3) most important: accept that a flick will be coming. Most will do it to your backhand. Serve, and take your forehand on the backhand side to counter hard. This is the real key message. If they flick with the backhand on the forehand side, they are out of position. If you counter it, they will not be able to play a good ball. They will hesitate to continue to flick like this. For me, I always tried to avoid the flick. But now I expect it, and take one step back after the serve and counter. Easy to practice and very good results

ttmonster
11-01-2018, 07:25 PM
Variation in spin , length and placement ... thats how you can shut it down .

Xylit
11-01-2018, 09:16 PM
If someone is good enough you can't really prevent him from looping / flipping your serves. You have to have a good third ball instead. A slow, half long flip can be attacked by yourself.

Der_Echte
11-01-2018, 10:30 PM
An idea not yet discussed is to serve short first bounce on other side near side line with a bresk... so what if the spin loop or banana it... you block wide and it could be over right there.

Do anything to break pattern and rhythm. Overall, you need to improve servers, until then vary it as disguised as you can.

Sent from my SM-N950U using Tapatalk

Andyzhao123
11-01-2018, 10:37 PM
From what I've heard, it's better to use high toss serve with heavy spin. Also, you could use sidespin to make the flick placement more predictable. For example, if you use a heavy sidespin pendulum, the flick is going to go to your backhand corner, where you can pivot and do a forehand power loop.

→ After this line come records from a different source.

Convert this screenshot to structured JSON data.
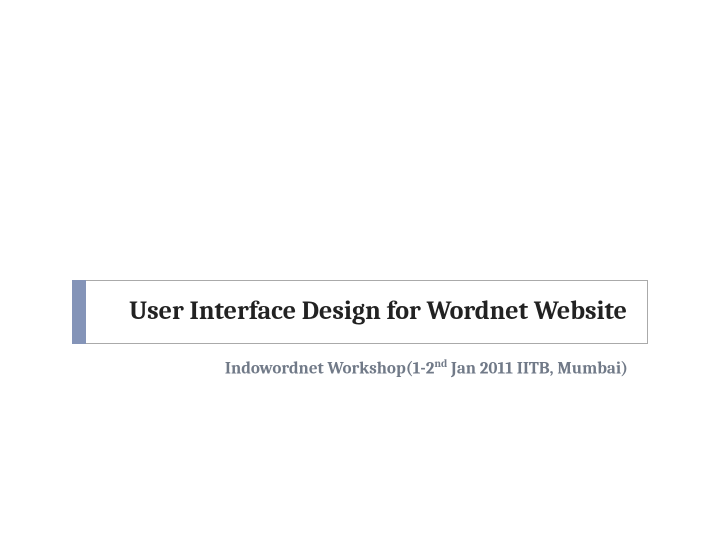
{
  "slide": {
    "title": "User Interface Design for Wordnet Website",
    "subtitle_prefix": "Indowordnet Workshop(1-2",
    "subtitle_super": "nd",
    "subtitle_suffix": " Jan 2011 IITB, Mumbai)",
    "accent_color": "#8494b8"
  }
}
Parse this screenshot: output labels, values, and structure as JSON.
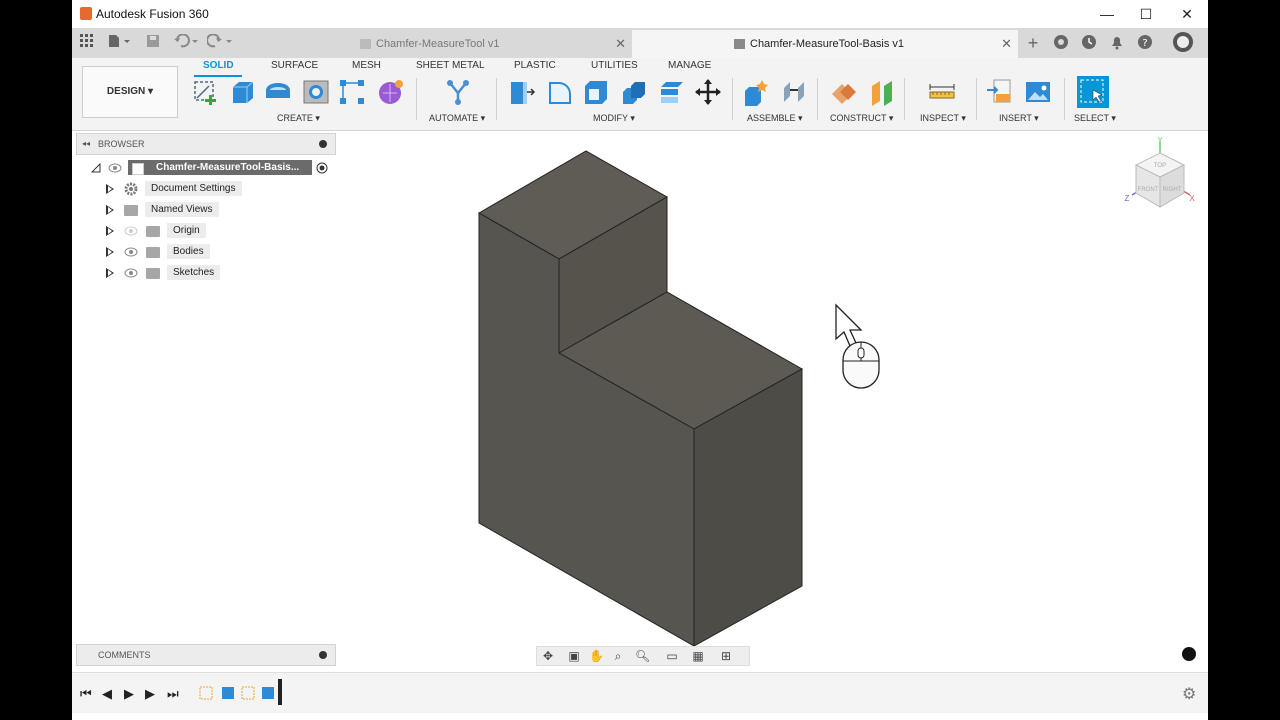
{
  "window": {
    "app_title": "Autodesk Fusion 360",
    "minimize": "—",
    "maximize": "☐",
    "close": "✕"
  },
  "tabs": [
    {
      "label": "Chamfer-MeasureTool v1",
      "active": false
    },
    {
      "label": "Chamfer-MeasureTool-Basis v1",
      "active": true
    }
  ],
  "ribbon": {
    "workspace": "DESIGN ▾",
    "tabs": [
      "SOLID",
      "SURFACE",
      "MESH",
      "SHEET METAL",
      "PLASTIC",
      "UTILITIES",
      "MANAGE"
    ],
    "groups": [
      "CREATE ▾",
      "AUTOMATE ▾",
      "MODIFY ▾",
      "ASSEMBLE ▾",
      "CONSTRUCT ▾",
      "INSPECT ▾",
      "INSERT ▾",
      "SELECT ▾"
    ]
  },
  "browser": {
    "title": "BROWSER",
    "root": "Chamfer-MeasureTool-Basis...",
    "items": [
      "Document Settings",
      "Named Views",
      "Origin",
      "Bodies",
      "Sketches"
    ]
  },
  "comments": {
    "title": "COMMENTS"
  },
  "viewcube": {
    "top": "TOP",
    "front": "FRONT",
    "right": "RIGHT",
    "axis_x": "X",
    "axis_y": "Y",
    "axis_z": "Z"
  },
  "colors": {
    "accent": "#0696d7",
    "body_face_top": "#5c5a52",
    "body_face_left": "#55534b",
    "body_face_right": "#4f4d46"
  }
}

Another solution is to serve onto their short forehand side and long backhand side.

This video would likely be useful.
https://youtu.be/v05iEjcGPa4

ZhouZhekai
11-01-2018, 11:20 PM
Push Long